# EXERCISE
Could you print the listing again exactly, omitting the pictures?

# SUPPLIED RECORDS

----------

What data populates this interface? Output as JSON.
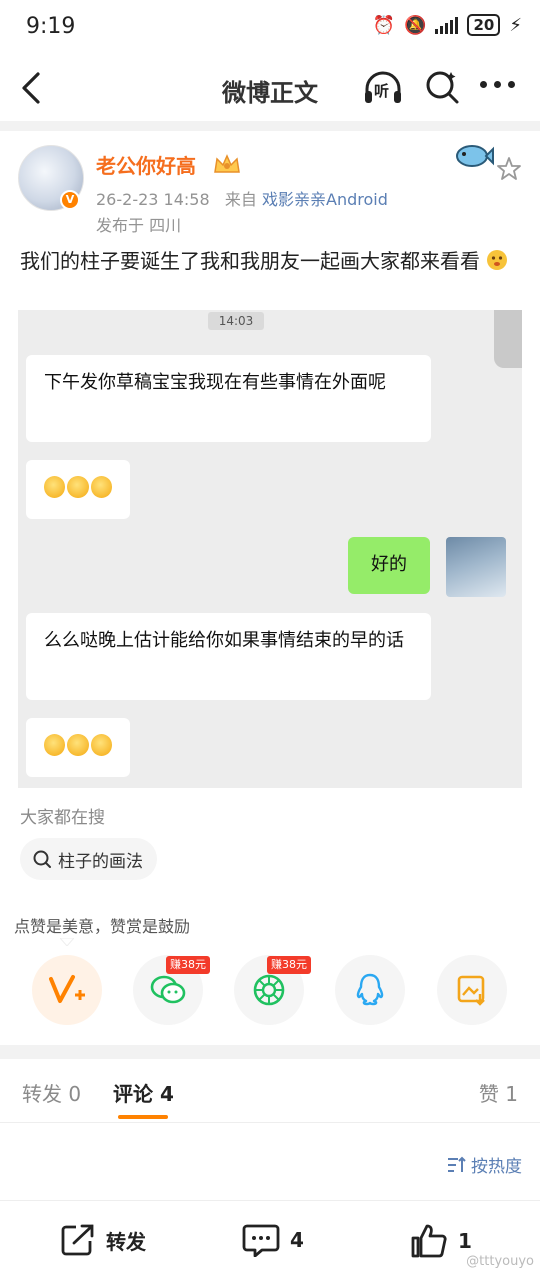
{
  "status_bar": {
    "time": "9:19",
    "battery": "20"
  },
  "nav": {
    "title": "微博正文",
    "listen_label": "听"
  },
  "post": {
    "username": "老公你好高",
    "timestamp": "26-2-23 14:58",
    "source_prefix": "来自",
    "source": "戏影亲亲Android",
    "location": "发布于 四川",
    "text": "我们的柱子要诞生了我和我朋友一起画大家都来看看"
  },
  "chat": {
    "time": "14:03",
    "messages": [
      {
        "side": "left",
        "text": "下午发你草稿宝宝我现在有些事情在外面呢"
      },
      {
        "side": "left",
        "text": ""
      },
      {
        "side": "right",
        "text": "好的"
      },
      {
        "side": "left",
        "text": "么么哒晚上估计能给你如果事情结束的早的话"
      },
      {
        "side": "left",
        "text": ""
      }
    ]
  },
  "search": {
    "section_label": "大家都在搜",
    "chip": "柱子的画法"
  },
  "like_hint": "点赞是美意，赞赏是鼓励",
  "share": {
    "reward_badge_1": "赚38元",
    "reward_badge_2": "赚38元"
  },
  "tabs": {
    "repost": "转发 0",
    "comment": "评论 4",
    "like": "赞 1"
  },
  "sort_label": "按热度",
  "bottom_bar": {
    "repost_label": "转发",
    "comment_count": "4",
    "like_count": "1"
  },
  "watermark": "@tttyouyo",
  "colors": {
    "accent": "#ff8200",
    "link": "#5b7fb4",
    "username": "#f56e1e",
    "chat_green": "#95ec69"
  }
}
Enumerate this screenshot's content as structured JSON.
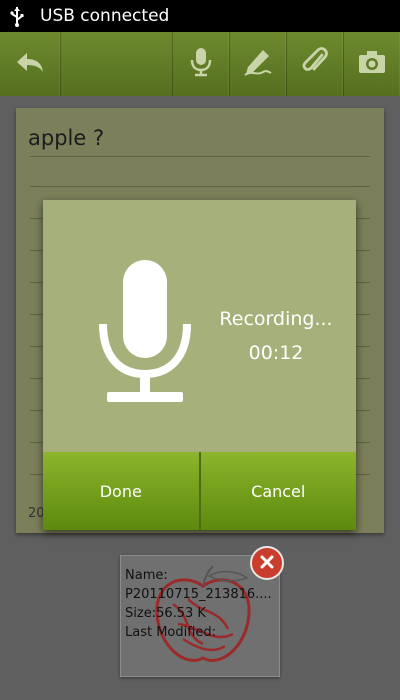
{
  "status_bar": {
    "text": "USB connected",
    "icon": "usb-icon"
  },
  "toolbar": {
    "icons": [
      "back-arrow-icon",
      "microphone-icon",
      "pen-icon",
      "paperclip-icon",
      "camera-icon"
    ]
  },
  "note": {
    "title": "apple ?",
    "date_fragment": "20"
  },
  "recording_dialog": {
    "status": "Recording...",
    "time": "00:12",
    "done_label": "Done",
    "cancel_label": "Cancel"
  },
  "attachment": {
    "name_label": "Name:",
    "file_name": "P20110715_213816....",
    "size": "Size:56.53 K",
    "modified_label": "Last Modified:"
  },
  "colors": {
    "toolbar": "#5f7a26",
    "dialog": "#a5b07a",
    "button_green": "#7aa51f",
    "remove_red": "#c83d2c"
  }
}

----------

# TASK RESPONSE
What data populates this interface? Output as JSON.
{
  "status_bar": {
    "time": "9:19",
    "battery": "20"
  },
  "nav": {
    "title": "微博正文",
    "listen_label": "听"
  },
  "post": {
    "username": "老公你好高",
    "timestamp": "26-2-23 14:58",
    "source_prefix": "来自",
    "source": "戏影亲亲Android",
    "location": "发布于 四川",
    "text": "我们的柱子要诞生了我和我朋友一起画大家都来看看"
  },
  "chat": {
    "time": "14:03",
    "messages": [
      {
        "side": "left",
        "text": "下午发你草稿宝宝我现在有些事情在外面呢"
      },
      {
        "side": "left",
        "text": ""
      },
      {
        "side": "right",
        "text": "好的"
      },
      {
        "side": "left",
        "text": "么么哒晚上估计能给你如果事情结束的早的话"
      },
      {
        "side": "left",
        "text": ""
      }
    ]
  },
  "search": {
    "section_label": "大家都在搜",
    "chip": "柱子的画法"
  },
  "like_hint": "点赞是美意，赞赏是鼓励",
  "share": {
    "reward_badge_1": "赚38元",
    "reward_badge_2": "赚38元"
  },
  "tabs": {
    "repost": "转发 0",
    "comment": "评论 4",
    "like": "赞 1"
  },
  "sort_label": "按热度",
  "bottom_bar": {
    "repost_label": "转发",
    "comment_count": "4",
    "like_count": "1"
  },
  "watermark": "@tttyouyo",
  "colors": {
    "accent": "#ff8200",
    "link": "#5b7fb4",
    "username": "#f56e1e",
    "chat_green": "#95ec69"
  }
}
Enumerate this screenshot's content as structured JSON.
{
  "status_bar": {
    "text": "USB connected",
    "icon": "usb-icon"
  },
  "toolbar": {
    "icons": [
      "back-arrow-icon",
      "microphone-icon",
      "pen-icon",
      "paperclip-icon",
      "camera-icon"
    ]
  },
  "note": {
    "title": "apple ?",
    "date_fragment": "20"
  },
  "recording_dialog": {
    "status": "Recording...",
    "time": "00:12",
    "done_label": "Done",
    "cancel_label": "Cancel"
  },
  "attachment": {
    "name_label": "Name:",
    "file_name": "P20110715_213816....",
    "size": "Size:56.53 K",
    "modified_label": "Last Modified:"
  },
  "colors": {
    "toolbar": "#5f7a26",
    "dialog": "#a5b07a",
    "button_green": "#7aa51f",
    "remove_red": "#c83d2c"
  }
}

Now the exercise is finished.